This is the finish line of an amateur horse race in Laredo, Spain. It was a prelude for a race with million-dollar English thoroughbreds and high-paid jockeys. (Check out my much-better image of that race here. A subscription to my awesome, 100-percent-free newsletter required. But you’ll get a lot more tips–all free–because I send a lot of exclusive content to subscribers only.)
Anyway, these horses are doing somewhere around 45 Kph. (That’s almost 30 miles-an-hour.) Also, I haven’t cropped the image any, this is the full frame. They tore by me so fast it would have been impossible to get this picture by just waiting for the horses to enter the frame–panning was essential, especially in this case, using the 5D with it’s relatively slow 4 fps motor drive. I shot it with my 24-105 L lens, set around 90mm. And, as I mentioned, it was manual focus.

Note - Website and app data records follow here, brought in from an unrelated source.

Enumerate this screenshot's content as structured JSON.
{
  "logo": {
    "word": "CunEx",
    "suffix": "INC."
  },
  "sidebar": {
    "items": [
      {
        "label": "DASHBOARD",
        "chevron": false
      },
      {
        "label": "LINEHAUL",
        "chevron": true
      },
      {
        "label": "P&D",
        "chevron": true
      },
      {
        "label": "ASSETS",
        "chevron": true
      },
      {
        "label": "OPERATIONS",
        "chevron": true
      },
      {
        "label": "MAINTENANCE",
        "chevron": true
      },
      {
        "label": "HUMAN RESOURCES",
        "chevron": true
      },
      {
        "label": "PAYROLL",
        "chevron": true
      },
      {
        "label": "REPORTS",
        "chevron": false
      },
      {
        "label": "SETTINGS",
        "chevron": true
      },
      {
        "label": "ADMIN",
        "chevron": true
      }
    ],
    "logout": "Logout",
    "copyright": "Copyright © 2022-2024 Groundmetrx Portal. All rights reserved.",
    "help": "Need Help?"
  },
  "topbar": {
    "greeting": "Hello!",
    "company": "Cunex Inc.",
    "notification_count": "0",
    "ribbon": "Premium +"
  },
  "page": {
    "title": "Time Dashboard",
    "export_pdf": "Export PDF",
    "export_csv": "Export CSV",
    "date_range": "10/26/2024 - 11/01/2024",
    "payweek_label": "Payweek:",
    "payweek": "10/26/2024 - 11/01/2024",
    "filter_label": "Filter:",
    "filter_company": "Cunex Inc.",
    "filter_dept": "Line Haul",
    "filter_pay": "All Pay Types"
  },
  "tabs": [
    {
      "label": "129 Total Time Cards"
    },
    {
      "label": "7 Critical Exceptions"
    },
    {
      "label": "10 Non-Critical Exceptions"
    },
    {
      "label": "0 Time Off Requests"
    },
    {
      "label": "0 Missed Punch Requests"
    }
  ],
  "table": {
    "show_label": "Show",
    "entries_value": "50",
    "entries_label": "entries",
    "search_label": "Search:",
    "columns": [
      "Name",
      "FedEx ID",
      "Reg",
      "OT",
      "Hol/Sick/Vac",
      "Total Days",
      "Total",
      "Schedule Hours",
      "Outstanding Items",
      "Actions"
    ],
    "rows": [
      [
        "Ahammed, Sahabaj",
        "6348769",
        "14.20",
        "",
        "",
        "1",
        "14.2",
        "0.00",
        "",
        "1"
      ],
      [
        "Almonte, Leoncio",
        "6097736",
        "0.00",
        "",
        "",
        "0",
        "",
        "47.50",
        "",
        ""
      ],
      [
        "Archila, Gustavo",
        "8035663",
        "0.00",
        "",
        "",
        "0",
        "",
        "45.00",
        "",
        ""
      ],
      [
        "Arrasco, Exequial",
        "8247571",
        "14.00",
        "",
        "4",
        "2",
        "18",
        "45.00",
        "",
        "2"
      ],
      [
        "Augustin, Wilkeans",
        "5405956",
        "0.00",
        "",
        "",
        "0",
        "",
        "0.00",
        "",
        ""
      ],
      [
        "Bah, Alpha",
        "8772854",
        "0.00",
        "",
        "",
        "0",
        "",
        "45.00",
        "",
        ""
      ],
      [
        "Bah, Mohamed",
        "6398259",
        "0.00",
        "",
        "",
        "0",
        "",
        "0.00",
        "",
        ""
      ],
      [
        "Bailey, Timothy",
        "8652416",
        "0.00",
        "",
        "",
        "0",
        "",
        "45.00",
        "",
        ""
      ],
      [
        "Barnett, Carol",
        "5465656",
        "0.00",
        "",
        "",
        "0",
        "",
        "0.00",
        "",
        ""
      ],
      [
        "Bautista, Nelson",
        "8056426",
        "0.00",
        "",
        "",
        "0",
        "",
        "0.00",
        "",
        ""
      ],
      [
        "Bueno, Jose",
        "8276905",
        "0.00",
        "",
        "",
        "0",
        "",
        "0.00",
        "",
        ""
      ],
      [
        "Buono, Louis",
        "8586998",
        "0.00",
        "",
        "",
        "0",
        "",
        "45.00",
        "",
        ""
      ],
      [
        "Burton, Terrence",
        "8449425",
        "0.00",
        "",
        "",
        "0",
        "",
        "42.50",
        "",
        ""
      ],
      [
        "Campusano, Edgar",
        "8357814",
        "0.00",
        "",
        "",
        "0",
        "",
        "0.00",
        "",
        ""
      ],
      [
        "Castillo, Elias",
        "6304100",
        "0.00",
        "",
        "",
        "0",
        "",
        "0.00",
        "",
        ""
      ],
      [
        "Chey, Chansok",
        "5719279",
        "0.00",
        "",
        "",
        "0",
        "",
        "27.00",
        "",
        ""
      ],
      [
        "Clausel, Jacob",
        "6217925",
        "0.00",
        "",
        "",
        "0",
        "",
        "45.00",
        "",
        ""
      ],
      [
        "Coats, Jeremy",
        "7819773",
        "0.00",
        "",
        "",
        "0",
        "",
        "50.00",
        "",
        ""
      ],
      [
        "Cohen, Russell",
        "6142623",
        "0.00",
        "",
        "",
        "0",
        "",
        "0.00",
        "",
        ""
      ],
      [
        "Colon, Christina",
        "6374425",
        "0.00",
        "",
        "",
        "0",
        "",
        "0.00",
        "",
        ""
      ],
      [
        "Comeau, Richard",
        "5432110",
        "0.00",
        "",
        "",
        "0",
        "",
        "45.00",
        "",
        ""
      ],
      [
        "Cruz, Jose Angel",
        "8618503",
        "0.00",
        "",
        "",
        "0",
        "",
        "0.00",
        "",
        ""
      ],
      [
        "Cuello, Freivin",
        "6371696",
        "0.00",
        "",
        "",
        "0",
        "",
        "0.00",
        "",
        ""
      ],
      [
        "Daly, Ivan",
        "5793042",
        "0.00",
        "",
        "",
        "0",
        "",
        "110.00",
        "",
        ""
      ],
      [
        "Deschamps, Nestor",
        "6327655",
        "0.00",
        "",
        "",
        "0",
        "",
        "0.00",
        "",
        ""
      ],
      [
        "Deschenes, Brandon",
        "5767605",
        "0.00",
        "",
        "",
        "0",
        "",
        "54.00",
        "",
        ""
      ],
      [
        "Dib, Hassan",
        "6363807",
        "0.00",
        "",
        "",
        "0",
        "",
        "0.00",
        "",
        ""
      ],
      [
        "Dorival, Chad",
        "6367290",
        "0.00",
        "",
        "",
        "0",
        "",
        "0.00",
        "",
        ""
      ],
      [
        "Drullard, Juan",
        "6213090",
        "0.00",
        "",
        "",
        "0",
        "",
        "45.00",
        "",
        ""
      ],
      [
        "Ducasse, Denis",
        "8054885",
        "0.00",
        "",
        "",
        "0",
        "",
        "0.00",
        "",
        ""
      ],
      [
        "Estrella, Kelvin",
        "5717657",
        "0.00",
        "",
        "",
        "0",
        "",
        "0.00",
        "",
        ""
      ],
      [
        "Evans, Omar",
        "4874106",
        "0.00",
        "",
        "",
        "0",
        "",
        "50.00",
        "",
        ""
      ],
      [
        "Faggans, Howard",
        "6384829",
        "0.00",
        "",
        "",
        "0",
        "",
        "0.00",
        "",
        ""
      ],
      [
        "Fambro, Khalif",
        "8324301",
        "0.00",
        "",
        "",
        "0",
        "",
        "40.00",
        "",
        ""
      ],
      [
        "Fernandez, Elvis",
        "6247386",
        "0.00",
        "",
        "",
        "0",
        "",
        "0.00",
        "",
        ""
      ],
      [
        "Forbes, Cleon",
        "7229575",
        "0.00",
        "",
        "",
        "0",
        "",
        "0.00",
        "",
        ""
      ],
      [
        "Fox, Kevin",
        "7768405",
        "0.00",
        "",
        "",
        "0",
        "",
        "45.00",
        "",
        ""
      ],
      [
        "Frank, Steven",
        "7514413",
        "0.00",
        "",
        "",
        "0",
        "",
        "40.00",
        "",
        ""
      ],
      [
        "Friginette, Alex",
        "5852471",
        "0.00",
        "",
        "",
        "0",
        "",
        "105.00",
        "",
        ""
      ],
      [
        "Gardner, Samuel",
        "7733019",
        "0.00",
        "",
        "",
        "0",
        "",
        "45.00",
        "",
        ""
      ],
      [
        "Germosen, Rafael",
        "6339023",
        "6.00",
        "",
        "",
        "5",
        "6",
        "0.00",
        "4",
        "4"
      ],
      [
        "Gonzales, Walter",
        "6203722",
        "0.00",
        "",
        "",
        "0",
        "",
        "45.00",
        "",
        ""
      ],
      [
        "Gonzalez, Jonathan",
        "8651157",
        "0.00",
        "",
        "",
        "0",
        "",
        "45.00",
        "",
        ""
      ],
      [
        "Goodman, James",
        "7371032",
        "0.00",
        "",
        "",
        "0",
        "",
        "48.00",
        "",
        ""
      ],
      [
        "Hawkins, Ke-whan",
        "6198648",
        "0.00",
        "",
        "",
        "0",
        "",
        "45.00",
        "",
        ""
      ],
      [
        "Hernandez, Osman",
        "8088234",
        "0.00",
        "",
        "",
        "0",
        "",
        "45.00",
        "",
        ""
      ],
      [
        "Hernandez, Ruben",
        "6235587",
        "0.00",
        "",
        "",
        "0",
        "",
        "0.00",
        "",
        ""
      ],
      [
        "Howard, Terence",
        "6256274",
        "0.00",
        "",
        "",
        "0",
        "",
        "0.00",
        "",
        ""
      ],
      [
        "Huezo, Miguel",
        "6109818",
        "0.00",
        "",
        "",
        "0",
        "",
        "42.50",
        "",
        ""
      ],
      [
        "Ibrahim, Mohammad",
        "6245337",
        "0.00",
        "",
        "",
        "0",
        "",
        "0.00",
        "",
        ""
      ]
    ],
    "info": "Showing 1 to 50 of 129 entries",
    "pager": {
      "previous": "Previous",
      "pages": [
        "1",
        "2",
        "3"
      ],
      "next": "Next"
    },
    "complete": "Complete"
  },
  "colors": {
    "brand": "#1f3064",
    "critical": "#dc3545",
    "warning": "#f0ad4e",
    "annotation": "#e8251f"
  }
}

But wait, you say. “I’m no good at manual focus. My camera focusses way faster than I can.” Well, here’s the thing. In general, I agree, cameras are faster at focussing than we are. But I was at the finish line of the race. I knew where the photo I wanted to take was going to happen. By pre-focussing on the spot, I was already ready. All I had to do was pan with the leading horses, watching them through the viewfinder and rip the motor drive when they came into focus.

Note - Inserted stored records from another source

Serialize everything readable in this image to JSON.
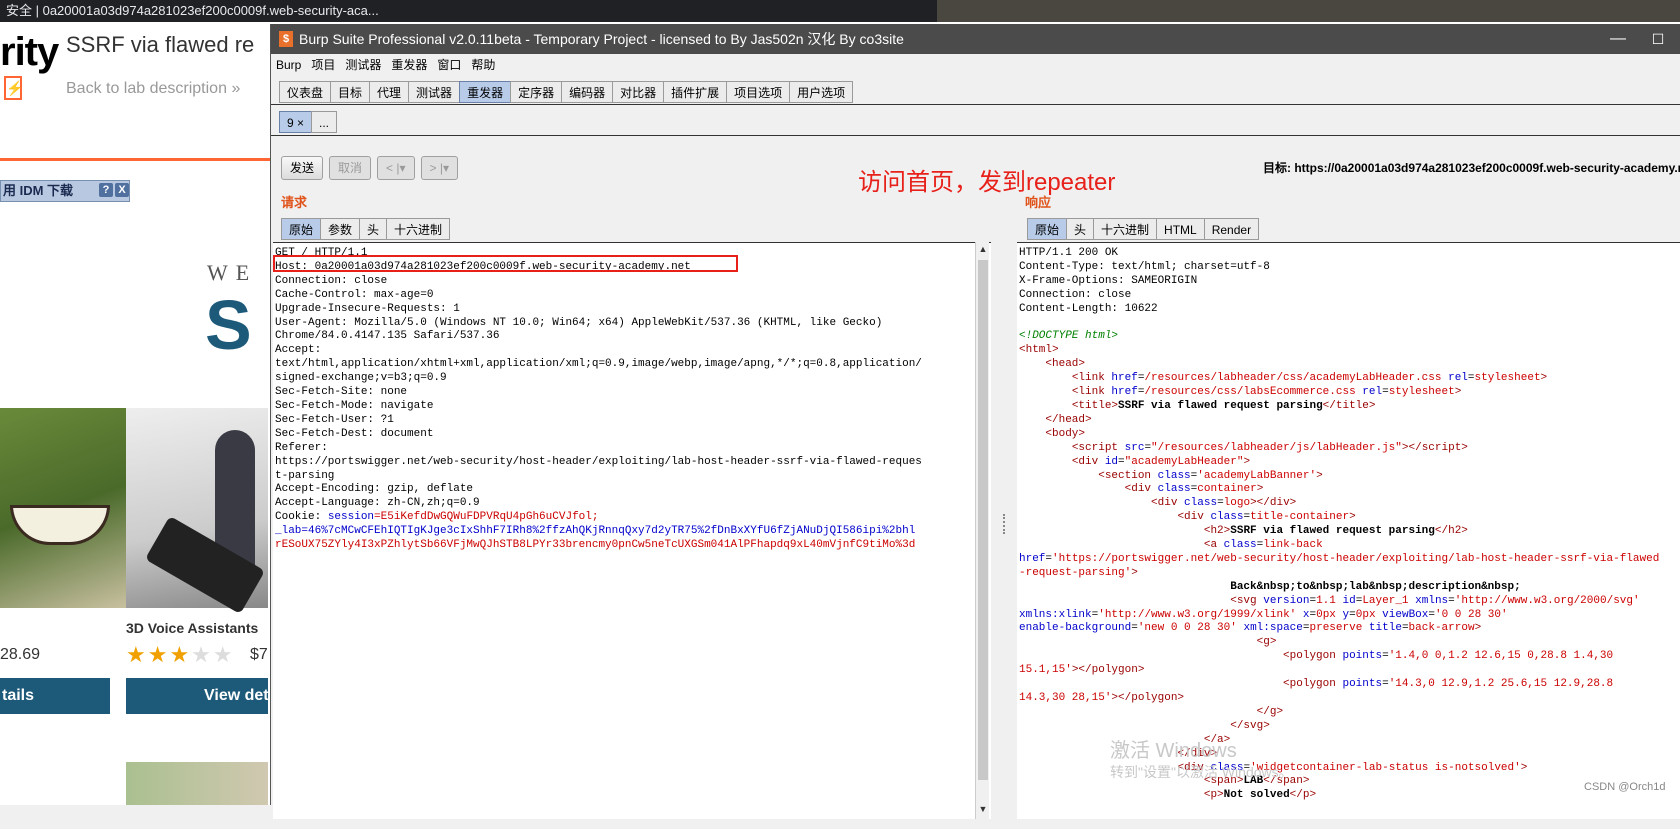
{
  "browser": {
    "tab_title": "安全 | 0a20001a03d974a281023ef200c0009f.web-security-aca...",
    "logo_text": "rity",
    "lab_title": "SSRF via flawed re",
    "back_link": "Back to lab description",
    "idm_label": "用 IDM 下载",
    "idm_help": "?",
    "idm_close": "X",
    "we_text": "WE",
    "big_letter": "S",
    "product_title": "3D Voice Assistants",
    "price1": "28.69",
    "price2": "$7",
    "stars": "★★★",
    "stars_off": "★★",
    "details_btn1": "tails",
    "details_btn2": "View det"
  },
  "burp": {
    "window_title": "Burp Suite Professional v2.0.11beta - Temporary Project - licensed to By Jas502n 汉化 By co3site",
    "icon": "$",
    "minimize": "—",
    "maximize": "☐",
    "menu": [
      "Burp",
      "项目",
      "测试器",
      "重发器",
      "窗口",
      "帮助"
    ],
    "tabs": [
      "仪表盘",
      "目标",
      "代理",
      "测试器",
      "重发器",
      "定序器",
      "编码器",
      "对比器",
      "插件扩展",
      "项目选项",
      "用户选项"
    ],
    "active_tab": "重发器",
    "sub_tabs": [
      "9 ×",
      "..."
    ],
    "toolbar": {
      "send": "发送",
      "cancel": "取消",
      "back": "< |▾",
      "forward": "> |▾"
    },
    "annotation": "访问首页，发到repeater",
    "target": "目标: https://0a20001a03d974a281023ef200c0009f.web-security-academy.net",
    "request_label": "请求",
    "response_label": "响应",
    "request_tabs": [
      "原始",
      "参数",
      "头",
      "十六进制"
    ],
    "response_tabs": [
      "原始",
      "头",
      "十六进制",
      "HTML",
      "Render"
    ],
    "request_lines": [
      "GET / HTTP/1.1",
      "Host: 0a20001a03d974a281023ef200c0009f.web-security-academy.net",
      "Connection: close",
      "Cache-Control: max-age=0",
      "Upgrade-Insecure-Requests: 1",
      "User-Agent: Mozilla/5.0 (Windows NT 10.0; Win64; x64) AppleWebKit/537.36 (KHTML, like Gecko)",
      "Chrome/84.0.4147.135 Safari/537.36",
      "Accept:",
      "text/html,application/xhtml+xml,application/xml;q=0.9,image/webp,image/apng,*/*;q=0.8,application/",
      "signed-exchange;v=b3;q=0.9",
      "Sec-Fetch-Site: none",
      "Sec-Fetch-Mode: navigate",
      "Sec-Fetch-User: ?1",
      "Sec-Fetch-Dest: document",
      "Referer:",
      "https://portswigger.net/web-security/host-header/exploiting/lab-host-header-ssrf-via-flawed-reques",
      "t-parsing",
      "Accept-Encoding: gzip, deflate",
      "Accept-Language: zh-CN,zh;q=0.9"
    ],
    "cookie_prefix": "Cookie: ",
    "cookie_name": "session",
    "cookie_line1": "=E5iKefdDwGQWuFDPVRqU4pGh6uCVJfol;",
    "cookie_line2": "_lab=46%7cMCwCFEhIQTIgKJge3cIxShhF7IRh8%2ffzAhQKjRnnqQxy7d2yTR75%2fDnBxXYfU6fZjANuDjQI586ipi%2bhl",
    "cookie_line3": "rESoUX75ZYly4I3xPZhlytSb66VFjMwQJhSTB8LPYr33brencmy0pnCw5neTcUXGSm041AlPFhapdq9xL40mVjnfC9tiMo%3d",
    "response_headers": [
      "HTTP/1.1 200 OK",
      "Content-Type: text/html; charset=utf-8",
      "X-Frame-Options: SAMEORIGIN",
      "Connection: close",
      "Content-Length: 10622"
    ],
    "html_title": "SSRF via flawed request parsing",
    "html_back": "Back&nbsp;to&nbsp;lab&nbsp;description&nbsp;",
    "lab_label": "LAB",
    "not_solved": "Not solved"
  },
  "overlay": {
    "watermark1": "激活 Windows",
    "watermark2": "转到\"设置\"以激活 Windows。",
    "csdn": "CSDN @Orch1d"
  }
}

I used a high ISO speed (ISO 1000, and it was sunny day) so I could shoot at 1/1200 of a second at f/8. I needed the fast shutter speed to stop the action, obviously, and the small aperture would give me some leeway with the depth of field. (Note, if I hadn’t been panning the camera, an even-higher shutter speed would have been required.)
This, by the way, is how professional photographers have shot the finish line of horse races for years. Actually, what they would do is set up a camera on a small tripod and fire the camera by remote control, but the zone-focus principle is the same.
But what about when you don’t know where the action is going to be? What then?
I don’t think there’s any better example of this than trying to get a shot of a salmon (or in this case, a steelhead in Bronté Creek, Canada) leaping a waterfall in search of search of its upriver spawning grounds. Okay, you know where the waterfall is. And if you sit beside it for long enough, you’ll learn where the fish are most likely to jump. But you can’t see them coming. Suddenly they’re there, flying through the air, and then they’re gone. Blink and you’ll miss it.
Well, manual focus is also the answer here. (And yes, a lot of luck, too.) The reason is simple. It is impossible to get that tiny red rectangle of an autofocus sensor in your viewfinder on a target moving this fast and this unpredictably. Leaving aside the unspeakable things this does to your composition (bullseye!–thank goodness for cropping) it’s just ridiculously hard to do. Easier, but still hard, is manual focus, which also allows for micro adjustments if you’re good enough. Click the above image for a larger version; note the focus is spot-on the eye.
After a few fish jump, you get a rough idea of where they’ll be. So you sit, prefocussed, and wait. You’re going to have a hit-miss ratio that will make you thankful you’re using digital equipment and not film. It’s hard. You have to get lucky. But, as with a lot of things, the harder you work at it, the luckier you get.